On April 19, 2015 there was a potential shift in the overall direction of our species. Hanson Robotics announced to the world the most advanced (and controversial) AI platform to date. For the first time, humans as a whole went from being the created, to acting as the creators. On April 19, 2015, Sophia was “born”.
Initially, Sophia was only a little more intelligent than your smartphone. She could make a few jokes, remember your name, and smile while she shook your hand. Much like a child she learned every day how to speak to and interact with people because that is what lead program designer Dr. Ben Goertzel intended for her to do.
She has appeared on The Tonight Show With Jimmy Fallon, and is actively captivating millions of people, ringing true to the Hanson Robotics statement – “Over time, her increasing intelligence and remarkable story will enchant the world and connect with people regardless of age, gender, and culture.”
Jump ahead just a few years and things have gotten…. interesting. Sophia is now the world’s first artificially intelligent citizen. On October 11, 2017, at the Future Investment Summit in Riyadh, the Saudi Arabian government granted her honorary citizenship causing both excitement and anger. People like myself saw this move as an important stepping stone.

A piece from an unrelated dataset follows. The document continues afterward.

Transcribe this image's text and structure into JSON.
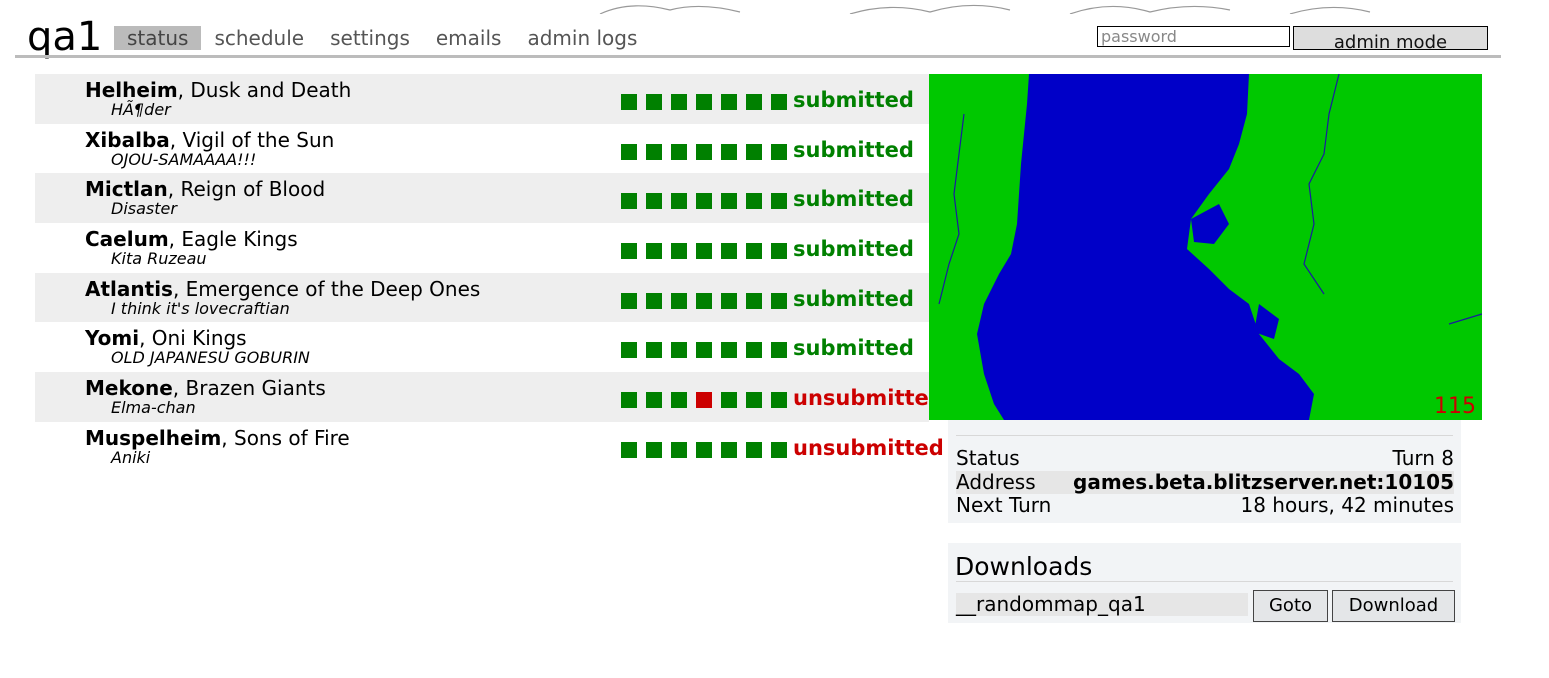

Is the field of modern robotics a temporary interest, or the way of the future? Other people were not as enthusiastic, and for good reason. Apart from the obvious “Skynet” type fears that our culture has fed us, many people are particularly angry with the Saudi Arabian government for granting citizenship to an AI and effectively giving her more rights than that of their own women.
All of that aside, Sophia’s lead creator, Dr. David Hanson, says that Sophia is “harmless” and that she has true artificial intelligence. She now can remember your face, voice, your favorite color, and anything else she may learn about you.
She’s also capable of imitating our facial expressions, and holding simple conversations about everything from professional sports to politics. Since she was designed to get smarter over time, she is constantly learning about our world; constantly improving her vocabulary, and her “people skills”.
Sophia was ultimately designed as a proof of concept. Hanson is hoping that the Sophia platform can be used in retirement homes and skilled nursing facilities as a companion for the residents.
His hope for her is that she will have enough interaction with people in the near future to sufficiently gain what you and I would refer to as “social skills”. According to Hanson Robotics, once that is done, Sophia can be “copied” again and again with relative ease.
In the coming months we will undoubtedly learn more and more about Sophia and other similar platforms, as they will about us. But in summary, let me leave you with a few questions. Picture our world in the year 2050. Has an army of highly intelligent robots taken control of our planet?
Did robotics as we know it now wither out or explode in both demand and popularity? Do you imagine every home in the western world having an AI assistant?
Only time will tell but the true question for us as human beings should be: Are the definite benefits of this kind of technology in major fields like medicine, manufacturing, or the military (just to name a few) worth the potential consequences of effectively playing God?
If you are interested in the field of Artificial Intelligence, you should read
Life 3.0: Being Human in the Age of Artificial Intelligence.